An action plan to reach over 110 million children impacted by conflict, catastrophe and climate change
The $10.3 billion plan aims to reach over 110 million children with support and protection across 155 countries and territories. The countries with the greatest funding needs are Afghanistan, the Democratic Republic of the Congo, Ethiopia, Ukraine and Syria.
Gender equality and inclusive programming will remain a top priority for emergency preparedness, response and recovery. Climate action with partners will focus on mitigating climate change risks and investing in climate adaptation through interventions that help build community resilience.
UNICEF will also continue to address global food and nutrition crises, which involves working with partners to support and advance services and best practices for preventing, detecting and treating child malnutrition. UNICEF will also keep working to strengthen delivery of essential health services, including child immunizations.
An appeal for support to address 'a confluence of crises' — from violence to disease outbreaks to malnutrition
In a statement announcing the appeal, UNICEF Executive Director Catherine Russell pointed out that there were more children in need of humanitarian assistance today than at any other time since World War II.

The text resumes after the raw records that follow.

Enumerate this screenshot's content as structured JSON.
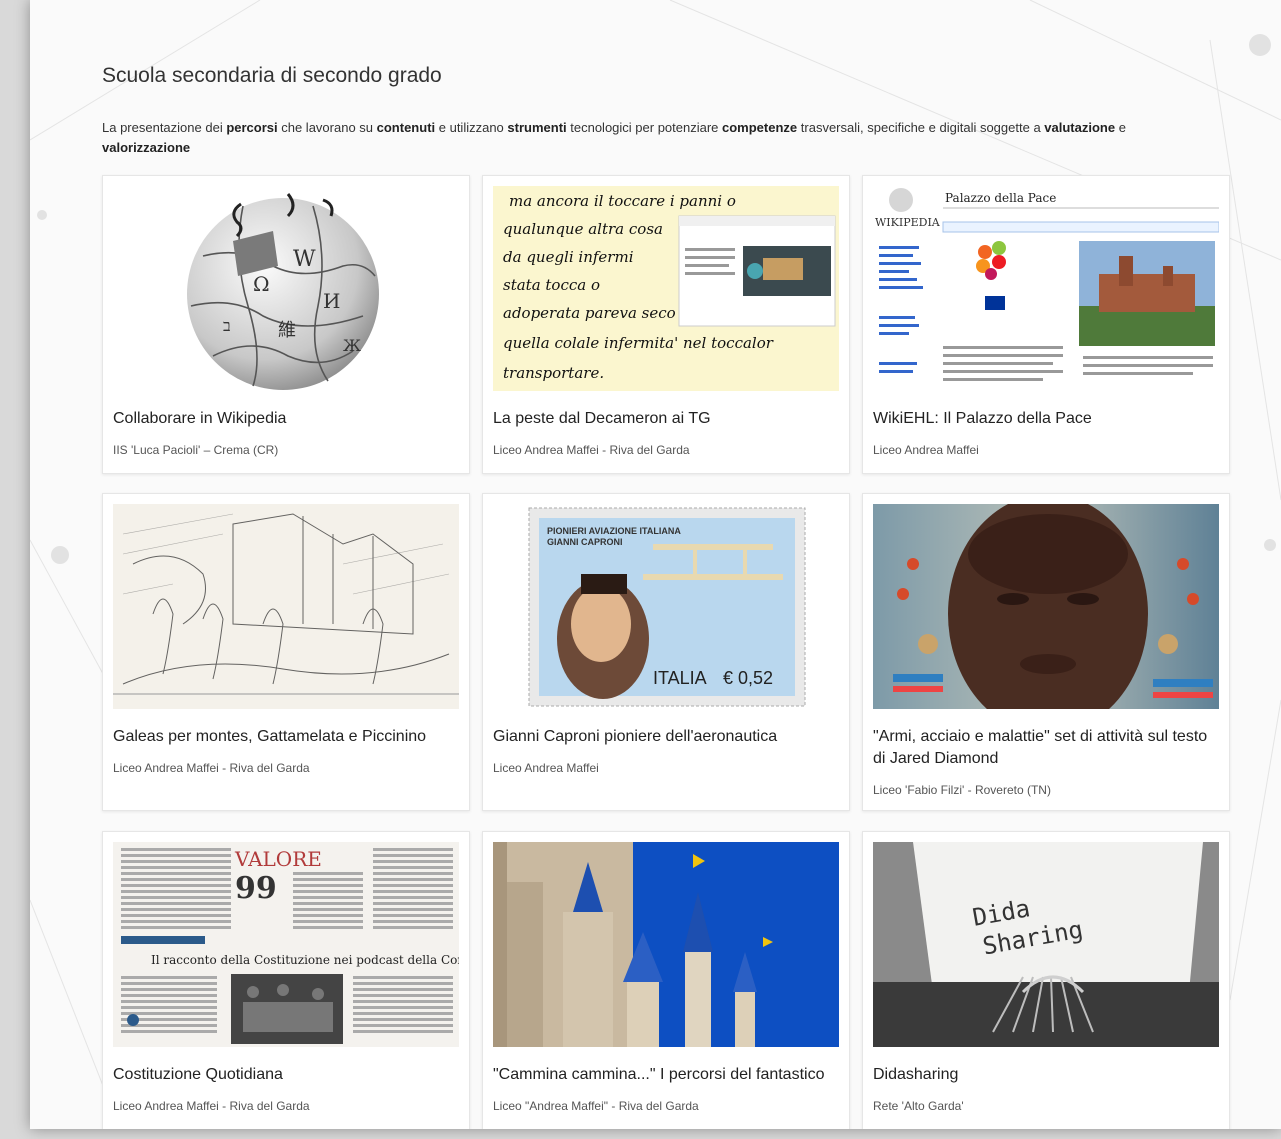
{
  "heading": "Scuola secondaria di secondo grado",
  "intro": [
    {
      "t": "La presentazione dei ",
      "b": false
    },
    {
      "t": "percorsi",
      "b": true
    },
    {
      "t": " che lavorano su ",
      "b": false
    },
    {
      "t": "contenuti",
      "b": true
    },
    {
      "t": " e utilizzano ",
      "b": false
    },
    {
      "t": "strumenti",
      "b": true
    },
    {
      "t": " tecnologici per potenziare ",
      "b": false
    },
    {
      "t": "competenze",
      "b": true
    },
    {
      "t": " trasversali, specifiche e digitali soggette a ",
      "b": false
    },
    {
      "t": "valutazione",
      "b": true
    },
    {
      "t": " e ",
      "b": false
    },
    {
      "t": "valorizzazione",
      "b": true
    }
  ],
  "cards": [
    {
      "title": "Collaborare in Wikipedia",
      "subtitle": "IIS 'Luca Pacioli' – Crema (CR)"
    },
    {
      "title": "La peste dal Decameron ai TG",
      "subtitle": "Liceo Andrea Maffei - Riva del Garda"
    },
    {
      "title": "WikiEHL: Il Palazzo della Pace",
      "subtitle": "Liceo Andrea Maffei"
    },
    {
      "title": "Galeas per montes, Gattamelata e Piccinino",
      "subtitle": "Liceo Andrea Maffei - Riva del Garda"
    },
    {
      "title": "Gianni Caproni pioniere dell'aeronautica",
      "subtitle": "Liceo Andrea Maffei"
    },
    {
      "title": "\"Armi, acciaio e malattie\" set di attività sul testo di Jared Diamond",
      "subtitle": "Liceo 'Fabio Filzi' - Rovereto (TN)"
    },
    {
      "title": "Costituzione Quotidiana",
      "subtitle": "Liceo Andrea Maffei - Riva del Garda"
    },
    {
      "title": "\"Cammina cammina...\" I percorsi del fantastico",
      "subtitle": "Liceo \"Andrea Maffei\" - Riva del Garda"
    },
    {
      "title": "Didasharing",
      "subtitle": "Rete 'Alto Garda'"
    }
  ],
  "images": {
    "decameron_lines": [
      "ma ancora il toccare i panni o",
      "qualunque altra cosa",
      "da quegli infermi",
      "stata tocca o",
      "adoperata pareva seco",
      "quella colale infermita' nel toccalor",
      "transportare."
    ],
    "wiki_article_title": "Palazzo della Pace",
    "wiki_wordmark": "WIKIPEDIA",
    "stamp_top": "PIONIERI AVIAZIONE ITALIANA",
    "stamp_name": "GIANNI CAPRONI",
    "stamp_country": "ITALIA",
    "stamp_value": "€ 0,52",
    "newspaper_title": "VALORE",
    "newspaper_headline": "Il racconto della Costituzione nei podcast della Corte",
    "typewriter_text_1": "Dida",
    "typewriter_text_2": "Sharing"
  }
}
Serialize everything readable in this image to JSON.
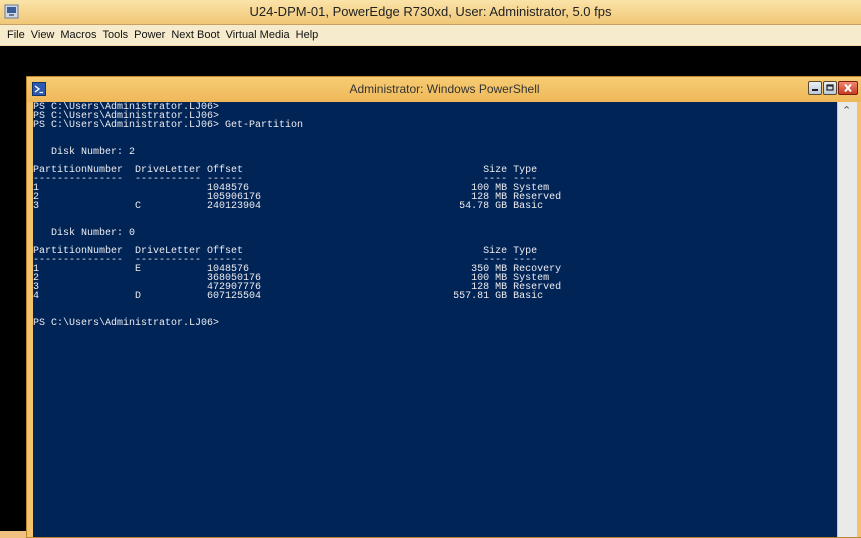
{
  "viewer": {
    "title": "U24-DPM-01, PowerEdge R730xd, User: Administrator, 5.0 fps",
    "menu": [
      "File",
      "View",
      "Macros",
      "Tools",
      "Power",
      "Next Boot",
      "Virtual Media",
      "Help"
    ]
  },
  "powershell": {
    "title": "Administrator: Windows PowerShell",
    "lines": [
      "PS C:\\Users\\Administrator.LJ06>",
      "PS C:\\Users\\Administrator.LJ06>",
      "PS C:\\Users\\Administrator.LJ06> Get-Partition",
      "",
      "",
      "   Disk Number: 2",
      "",
      "PartitionNumber  DriveLetter Offset                                        Size Type",
      "---------------  ----------- ------                                        ---- ----",
      "1                            1048576                                     100 MB System",
      "2                            105906176                                   128 MB Reserved",
      "3                C           240123904                                 54.78 GB Basic",
      "",
      "",
      "   Disk Number: 0",
      "",
      "PartitionNumber  DriveLetter Offset                                        Size Type",
      "---------------  ----------- ------                                        ---- ----",
      "1                E           1048576                                     350 MB Recovery",
      "2                            368050176                                   100 MB System",
      "3                            472907776                                   128 MB Reserved",
      "4                D           607125504                                557.81 GB Basic",
      "",
      "",
      "PS C:\\Users\\Administrator.LJ06>"
    ]
  },
  "colors": {
    "console_bg": "#012456",
    "console_fg": "#eeedf0",
    "frame": "#f2c36c"
  },
  "icons": [
    "viewer-app-icon",
    "powershell-icon",
    "minimize-icon",
    "maximize-icon",
    "close-icon",
    "scroll-up-icon"
  ]
}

"Across the globe, they are facing a confluence of crises – from violence and displacement to infectious disease outbreaks and soaring rates of malnutrition," Russell said. "Meanwhile, climate change is compounding the severity of these crises and unleashing new ones.
"Just this year, we have seen a wave of deadly climate-linked disasters, including catastrophic floods in Pakistan, historic drought in the Sahel and Horn of Africa, and blistering heat waves across parts of Europe, the Middle East and North America," Rusell added. "And it is children who are bearing the brunt."
Millions of children around the world are struggling to survive, including:
- 400 million children living in areas under conflict
- an estimated 1 billion children — half the world's young population — who are living in places that are extremely vulnerable to the impacts of climate change
- at least 36.5 million children displaced from their homes — the highest number on record
- 8 million children under age 5 across 15 countries suffering from severe wasting, an extreme form of malnutrition that is fatal if left untreated
"Keep in mind that humanitarian emergencies are not bound by national borders," Russell noted. "Conflict and crisis in one part of the world can impact the lives of children thousands of miles away." Malnutrition crises in the Horn of Africa and the central Sahel region, for example, have been linked to the economic fallout and disruption in global markets brought on by the war in Ukraine.
"The situation is not hopeless," Russell continued. UNICEF knows how to reach children who are at greatest risk and have the greatest needs.
From Afghanistan to Somalia, from the Sahel to Yemen, UNICEF is on the ground providing children with lifesaving assistance during humanitarian emergencies; working to strengthen health, protection, water and sanitation, and other systems that children rely on to survive and thrive; and working to make those systems more resilient to climate shocks.
"With support from you – our partners – we have risen to the challenge before," she said. "We can, and we must, do it again."
Help UNICEF support and protect vulnerable children around the world. Your contribution can make a difference. Donate today.
Consider becoming a monthly supporter. In an increasingly volatile world, with more children in need than ever before, access to timely and flexible funding remains critical for UNICEF to respond quickly to crises as they unfold and to anticipate future risks. Flexible funding also helps UNICEF ensure that the humanitarian response is based on need and that resources are allocated equitably. Learn more.
Top photo: A health care worker screens 8-month-old Latu to measure the progress of her treatment for severe acute malnutrition at the UNICEF-supported Dubuluk Health Center in Ethiopia. © UNICEF/UN0724754/Ayene